[miptheme_quote author=”Review Quote” style=”pull-right”]It is Animated enough to appeal to my children, and difficult enough to have me pulling out my hair when I’m trying to burn rubber.[/miptheme_quote]The Controls are very easy to grasp and are simple to catch on to, especially when performing tricks or launching your Power-Up Boost or Weapons. My four year old had no difficulty playing, staying on the track and taking out a few opponents, and this is what made me become bias toward Cars 3: Driven to Win, it is Animated enough to appeal to my children, and difficult enough to have me pulling out my hair when I’m trying to burn rubber.
The Graphics are appealing, and for obvious reasons, cannot be too intense, because with the amount of particle explosions and bullet trails, any more dense details would make the game intermittently slow, even on the “Next Gen” Consoles, so it should be appreciated for it’s application as a Cartoon Cart-Racer. The Soundtrack and Effects are also very satisfactory, and tie in with the atmosphere and OST from the new Cars 3 Movie. The post race commentary is a pretty cool feature that often had me chuckling away.

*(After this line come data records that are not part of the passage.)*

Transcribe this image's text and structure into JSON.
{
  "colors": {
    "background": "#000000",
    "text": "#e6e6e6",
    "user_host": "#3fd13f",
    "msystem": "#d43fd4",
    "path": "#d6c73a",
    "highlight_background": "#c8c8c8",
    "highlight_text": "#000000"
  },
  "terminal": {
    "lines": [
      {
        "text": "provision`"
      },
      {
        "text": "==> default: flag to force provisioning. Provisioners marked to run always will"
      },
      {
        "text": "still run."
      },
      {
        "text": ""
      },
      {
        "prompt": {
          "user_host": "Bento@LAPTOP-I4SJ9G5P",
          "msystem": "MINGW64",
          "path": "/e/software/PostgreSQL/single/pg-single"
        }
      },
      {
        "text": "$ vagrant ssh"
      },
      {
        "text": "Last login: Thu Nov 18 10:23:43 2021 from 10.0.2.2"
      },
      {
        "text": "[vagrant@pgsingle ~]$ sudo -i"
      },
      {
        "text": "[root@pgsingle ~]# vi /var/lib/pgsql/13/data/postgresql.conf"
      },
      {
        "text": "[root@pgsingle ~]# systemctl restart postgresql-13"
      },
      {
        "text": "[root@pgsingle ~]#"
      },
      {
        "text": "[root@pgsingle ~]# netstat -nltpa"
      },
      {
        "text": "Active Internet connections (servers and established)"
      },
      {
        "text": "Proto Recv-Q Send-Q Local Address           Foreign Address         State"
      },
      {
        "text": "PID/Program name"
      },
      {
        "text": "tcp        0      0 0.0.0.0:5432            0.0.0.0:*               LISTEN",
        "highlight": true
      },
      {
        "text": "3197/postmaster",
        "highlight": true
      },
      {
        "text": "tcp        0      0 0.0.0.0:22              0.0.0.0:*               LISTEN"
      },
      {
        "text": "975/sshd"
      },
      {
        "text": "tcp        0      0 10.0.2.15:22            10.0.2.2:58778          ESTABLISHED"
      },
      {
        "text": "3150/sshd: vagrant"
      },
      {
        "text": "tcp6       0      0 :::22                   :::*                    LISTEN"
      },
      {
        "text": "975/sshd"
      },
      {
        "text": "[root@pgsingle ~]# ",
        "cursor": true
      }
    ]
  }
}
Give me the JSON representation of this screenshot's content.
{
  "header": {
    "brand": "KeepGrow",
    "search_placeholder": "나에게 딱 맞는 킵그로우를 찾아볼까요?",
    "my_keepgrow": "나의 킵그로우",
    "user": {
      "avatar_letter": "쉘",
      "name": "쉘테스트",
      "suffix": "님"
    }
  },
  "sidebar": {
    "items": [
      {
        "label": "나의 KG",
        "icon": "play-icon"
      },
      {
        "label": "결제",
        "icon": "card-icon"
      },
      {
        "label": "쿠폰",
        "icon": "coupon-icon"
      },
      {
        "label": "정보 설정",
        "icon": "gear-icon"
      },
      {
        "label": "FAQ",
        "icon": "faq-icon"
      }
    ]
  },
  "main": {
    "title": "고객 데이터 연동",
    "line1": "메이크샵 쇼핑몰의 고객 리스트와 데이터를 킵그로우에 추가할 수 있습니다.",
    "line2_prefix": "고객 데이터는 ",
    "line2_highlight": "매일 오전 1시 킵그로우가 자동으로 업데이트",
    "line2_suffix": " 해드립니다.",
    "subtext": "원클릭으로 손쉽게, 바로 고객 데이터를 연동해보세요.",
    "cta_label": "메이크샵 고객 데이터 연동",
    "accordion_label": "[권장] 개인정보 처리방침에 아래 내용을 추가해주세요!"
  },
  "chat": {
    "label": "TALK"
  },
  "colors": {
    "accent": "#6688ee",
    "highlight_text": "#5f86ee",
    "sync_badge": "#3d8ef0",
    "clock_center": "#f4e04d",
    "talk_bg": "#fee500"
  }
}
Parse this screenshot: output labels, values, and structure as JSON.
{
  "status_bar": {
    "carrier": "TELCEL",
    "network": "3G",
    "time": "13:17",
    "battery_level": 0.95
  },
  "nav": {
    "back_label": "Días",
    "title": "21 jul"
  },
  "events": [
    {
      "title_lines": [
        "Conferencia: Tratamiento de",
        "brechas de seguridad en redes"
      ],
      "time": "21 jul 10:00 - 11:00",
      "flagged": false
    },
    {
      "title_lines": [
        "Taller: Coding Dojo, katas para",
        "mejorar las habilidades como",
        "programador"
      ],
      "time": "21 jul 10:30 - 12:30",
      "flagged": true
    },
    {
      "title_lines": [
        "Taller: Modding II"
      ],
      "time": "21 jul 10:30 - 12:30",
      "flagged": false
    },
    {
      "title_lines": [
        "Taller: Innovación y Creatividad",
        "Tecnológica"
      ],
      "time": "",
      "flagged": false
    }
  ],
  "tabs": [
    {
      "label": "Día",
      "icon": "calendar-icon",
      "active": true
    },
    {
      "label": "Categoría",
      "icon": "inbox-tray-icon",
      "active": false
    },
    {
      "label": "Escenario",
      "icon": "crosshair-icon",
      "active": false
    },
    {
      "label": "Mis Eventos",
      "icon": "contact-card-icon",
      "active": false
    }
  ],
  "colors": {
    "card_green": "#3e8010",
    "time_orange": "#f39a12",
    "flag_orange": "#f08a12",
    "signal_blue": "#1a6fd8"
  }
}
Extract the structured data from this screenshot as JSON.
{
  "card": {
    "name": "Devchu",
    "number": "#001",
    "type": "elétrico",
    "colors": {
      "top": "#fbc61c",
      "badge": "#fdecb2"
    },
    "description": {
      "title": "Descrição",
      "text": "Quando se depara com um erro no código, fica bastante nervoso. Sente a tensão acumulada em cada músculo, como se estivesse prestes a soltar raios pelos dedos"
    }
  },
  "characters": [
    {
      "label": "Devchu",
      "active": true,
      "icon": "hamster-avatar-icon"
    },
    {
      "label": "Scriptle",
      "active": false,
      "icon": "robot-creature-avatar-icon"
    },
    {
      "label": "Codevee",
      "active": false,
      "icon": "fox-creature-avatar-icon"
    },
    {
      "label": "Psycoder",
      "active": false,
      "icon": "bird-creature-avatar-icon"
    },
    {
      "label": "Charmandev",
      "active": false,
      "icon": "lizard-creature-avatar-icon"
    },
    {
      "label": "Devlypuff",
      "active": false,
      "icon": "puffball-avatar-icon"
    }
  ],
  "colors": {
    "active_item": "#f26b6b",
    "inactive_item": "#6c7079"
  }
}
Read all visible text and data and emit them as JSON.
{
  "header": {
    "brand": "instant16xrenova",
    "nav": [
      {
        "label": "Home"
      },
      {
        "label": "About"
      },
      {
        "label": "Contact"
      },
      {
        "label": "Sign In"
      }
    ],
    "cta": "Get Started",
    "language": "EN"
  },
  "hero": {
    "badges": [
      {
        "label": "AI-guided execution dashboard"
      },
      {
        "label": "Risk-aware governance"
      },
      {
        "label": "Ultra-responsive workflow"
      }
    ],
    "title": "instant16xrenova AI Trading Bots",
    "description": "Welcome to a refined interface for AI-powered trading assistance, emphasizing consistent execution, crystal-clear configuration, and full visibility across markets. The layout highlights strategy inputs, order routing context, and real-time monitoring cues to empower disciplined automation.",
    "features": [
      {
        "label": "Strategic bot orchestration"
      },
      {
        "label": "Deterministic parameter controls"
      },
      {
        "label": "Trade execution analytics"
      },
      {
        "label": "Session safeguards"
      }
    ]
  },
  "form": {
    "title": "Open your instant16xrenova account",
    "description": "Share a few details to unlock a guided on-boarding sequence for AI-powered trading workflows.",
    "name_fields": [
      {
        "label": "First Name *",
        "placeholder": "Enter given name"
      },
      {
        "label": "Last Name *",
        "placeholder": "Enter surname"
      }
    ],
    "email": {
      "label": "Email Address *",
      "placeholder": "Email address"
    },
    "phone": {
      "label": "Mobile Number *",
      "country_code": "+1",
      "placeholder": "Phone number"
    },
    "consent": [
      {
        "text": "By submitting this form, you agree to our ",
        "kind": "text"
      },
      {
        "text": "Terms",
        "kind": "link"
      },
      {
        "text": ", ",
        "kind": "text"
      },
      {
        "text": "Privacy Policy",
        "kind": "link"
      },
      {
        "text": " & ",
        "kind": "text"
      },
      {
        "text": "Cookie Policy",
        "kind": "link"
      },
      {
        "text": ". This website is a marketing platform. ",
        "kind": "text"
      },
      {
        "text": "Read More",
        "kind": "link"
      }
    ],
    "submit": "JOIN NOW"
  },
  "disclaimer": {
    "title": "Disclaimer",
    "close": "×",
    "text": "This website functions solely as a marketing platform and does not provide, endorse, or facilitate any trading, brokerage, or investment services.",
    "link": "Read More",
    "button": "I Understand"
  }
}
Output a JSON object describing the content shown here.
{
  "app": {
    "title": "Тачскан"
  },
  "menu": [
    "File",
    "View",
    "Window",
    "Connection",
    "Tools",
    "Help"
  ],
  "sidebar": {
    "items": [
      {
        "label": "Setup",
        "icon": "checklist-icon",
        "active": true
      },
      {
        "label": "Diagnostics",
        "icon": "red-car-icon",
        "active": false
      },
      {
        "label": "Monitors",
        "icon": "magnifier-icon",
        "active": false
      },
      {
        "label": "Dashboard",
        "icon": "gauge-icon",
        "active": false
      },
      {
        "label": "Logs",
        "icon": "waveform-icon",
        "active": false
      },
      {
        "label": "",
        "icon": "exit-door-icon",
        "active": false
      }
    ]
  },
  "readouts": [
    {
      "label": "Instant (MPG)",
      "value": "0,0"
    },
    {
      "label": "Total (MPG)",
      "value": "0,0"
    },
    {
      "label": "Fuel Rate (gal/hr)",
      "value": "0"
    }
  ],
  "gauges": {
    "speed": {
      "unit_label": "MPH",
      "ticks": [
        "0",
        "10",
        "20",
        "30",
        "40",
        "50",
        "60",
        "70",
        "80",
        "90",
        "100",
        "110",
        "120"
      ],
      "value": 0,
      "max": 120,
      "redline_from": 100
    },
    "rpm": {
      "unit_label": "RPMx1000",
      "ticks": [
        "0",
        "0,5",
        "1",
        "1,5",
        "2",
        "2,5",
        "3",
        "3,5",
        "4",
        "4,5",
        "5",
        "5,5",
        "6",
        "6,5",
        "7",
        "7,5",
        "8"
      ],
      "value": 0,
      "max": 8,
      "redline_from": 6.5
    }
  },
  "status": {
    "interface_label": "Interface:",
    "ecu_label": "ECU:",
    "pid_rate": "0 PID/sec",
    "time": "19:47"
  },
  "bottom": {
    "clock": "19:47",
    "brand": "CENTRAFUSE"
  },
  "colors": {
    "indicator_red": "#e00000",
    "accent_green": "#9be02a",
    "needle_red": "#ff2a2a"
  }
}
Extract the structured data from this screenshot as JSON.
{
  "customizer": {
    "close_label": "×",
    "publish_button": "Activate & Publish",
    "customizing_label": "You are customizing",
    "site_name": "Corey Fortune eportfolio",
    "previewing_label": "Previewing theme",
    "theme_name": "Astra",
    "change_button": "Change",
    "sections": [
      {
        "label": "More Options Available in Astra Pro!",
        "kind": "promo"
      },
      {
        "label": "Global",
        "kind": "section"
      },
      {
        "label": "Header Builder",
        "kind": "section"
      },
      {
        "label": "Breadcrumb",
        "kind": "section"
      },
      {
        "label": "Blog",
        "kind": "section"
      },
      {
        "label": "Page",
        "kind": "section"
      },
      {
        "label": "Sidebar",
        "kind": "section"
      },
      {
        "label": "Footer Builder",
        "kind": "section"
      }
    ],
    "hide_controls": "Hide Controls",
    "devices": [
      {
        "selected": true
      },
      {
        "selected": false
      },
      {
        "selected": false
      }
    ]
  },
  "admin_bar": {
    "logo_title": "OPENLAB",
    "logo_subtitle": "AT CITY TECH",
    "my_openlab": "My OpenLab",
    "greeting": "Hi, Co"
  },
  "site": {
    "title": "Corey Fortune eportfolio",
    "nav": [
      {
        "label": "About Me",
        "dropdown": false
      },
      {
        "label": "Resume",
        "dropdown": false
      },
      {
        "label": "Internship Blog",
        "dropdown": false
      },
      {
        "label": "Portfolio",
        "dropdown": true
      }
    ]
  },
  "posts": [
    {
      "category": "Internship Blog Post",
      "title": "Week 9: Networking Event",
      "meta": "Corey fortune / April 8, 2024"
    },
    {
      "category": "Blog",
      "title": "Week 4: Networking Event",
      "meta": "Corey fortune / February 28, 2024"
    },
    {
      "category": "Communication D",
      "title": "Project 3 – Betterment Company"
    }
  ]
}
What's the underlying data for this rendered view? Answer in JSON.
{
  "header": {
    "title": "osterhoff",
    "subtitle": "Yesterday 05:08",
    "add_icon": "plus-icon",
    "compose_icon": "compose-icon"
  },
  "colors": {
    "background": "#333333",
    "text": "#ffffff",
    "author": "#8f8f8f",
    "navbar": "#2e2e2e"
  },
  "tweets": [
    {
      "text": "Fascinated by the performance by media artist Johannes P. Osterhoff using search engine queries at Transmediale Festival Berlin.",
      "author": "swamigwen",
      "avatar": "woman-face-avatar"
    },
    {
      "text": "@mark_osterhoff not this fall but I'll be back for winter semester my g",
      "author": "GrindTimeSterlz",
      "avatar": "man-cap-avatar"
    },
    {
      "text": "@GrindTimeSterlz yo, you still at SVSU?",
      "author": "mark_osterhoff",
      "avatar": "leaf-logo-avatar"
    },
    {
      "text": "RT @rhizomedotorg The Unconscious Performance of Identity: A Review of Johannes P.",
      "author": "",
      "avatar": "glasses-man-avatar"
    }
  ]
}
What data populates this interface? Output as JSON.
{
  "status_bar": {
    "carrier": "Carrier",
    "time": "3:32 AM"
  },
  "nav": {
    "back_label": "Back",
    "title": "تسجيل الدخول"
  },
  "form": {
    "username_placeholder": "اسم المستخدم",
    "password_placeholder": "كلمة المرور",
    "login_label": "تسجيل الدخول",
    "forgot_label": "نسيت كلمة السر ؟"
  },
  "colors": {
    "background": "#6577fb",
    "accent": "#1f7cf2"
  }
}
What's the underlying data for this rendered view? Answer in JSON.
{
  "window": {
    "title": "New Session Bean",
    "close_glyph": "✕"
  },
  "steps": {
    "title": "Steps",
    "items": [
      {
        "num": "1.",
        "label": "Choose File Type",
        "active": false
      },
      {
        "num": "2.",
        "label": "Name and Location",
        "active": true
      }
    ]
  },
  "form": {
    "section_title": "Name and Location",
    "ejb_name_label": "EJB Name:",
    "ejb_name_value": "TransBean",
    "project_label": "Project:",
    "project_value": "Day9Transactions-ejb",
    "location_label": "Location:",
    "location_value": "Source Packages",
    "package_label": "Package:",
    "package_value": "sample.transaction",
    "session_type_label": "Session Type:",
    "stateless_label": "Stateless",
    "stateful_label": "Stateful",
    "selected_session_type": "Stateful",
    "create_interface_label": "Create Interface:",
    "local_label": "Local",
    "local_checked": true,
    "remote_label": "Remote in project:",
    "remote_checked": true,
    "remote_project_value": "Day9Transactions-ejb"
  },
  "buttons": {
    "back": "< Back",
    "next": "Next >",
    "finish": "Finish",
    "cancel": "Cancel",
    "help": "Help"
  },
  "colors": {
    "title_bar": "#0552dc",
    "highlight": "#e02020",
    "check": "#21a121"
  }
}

Cars 3: Driven to Win was Published by Warner Brothers Interactive and was initially released on 13 June 2017 for The Nintendo Switch, PlayStation 3, PlayStation 4, Wii U, Xbox 360, and Xbox One Consoles, seeing one of the largest platform releases in recent times. As mentioned in the intro, Cars 3: Driven to Win can be found at pretty much any Popular Retail Outlet and at the time of this review, Makro has the PlayStation 4 version and the Xbox One version on Promotion for R599.00 each. At this price, and even at the regular price, Cars 3: Driven to Win is a great addition to your game library, is geared for fans of the Cars Universe and will have a very long replay lifespan as long as you remain “Young at Heart” or have Cars fans in your home.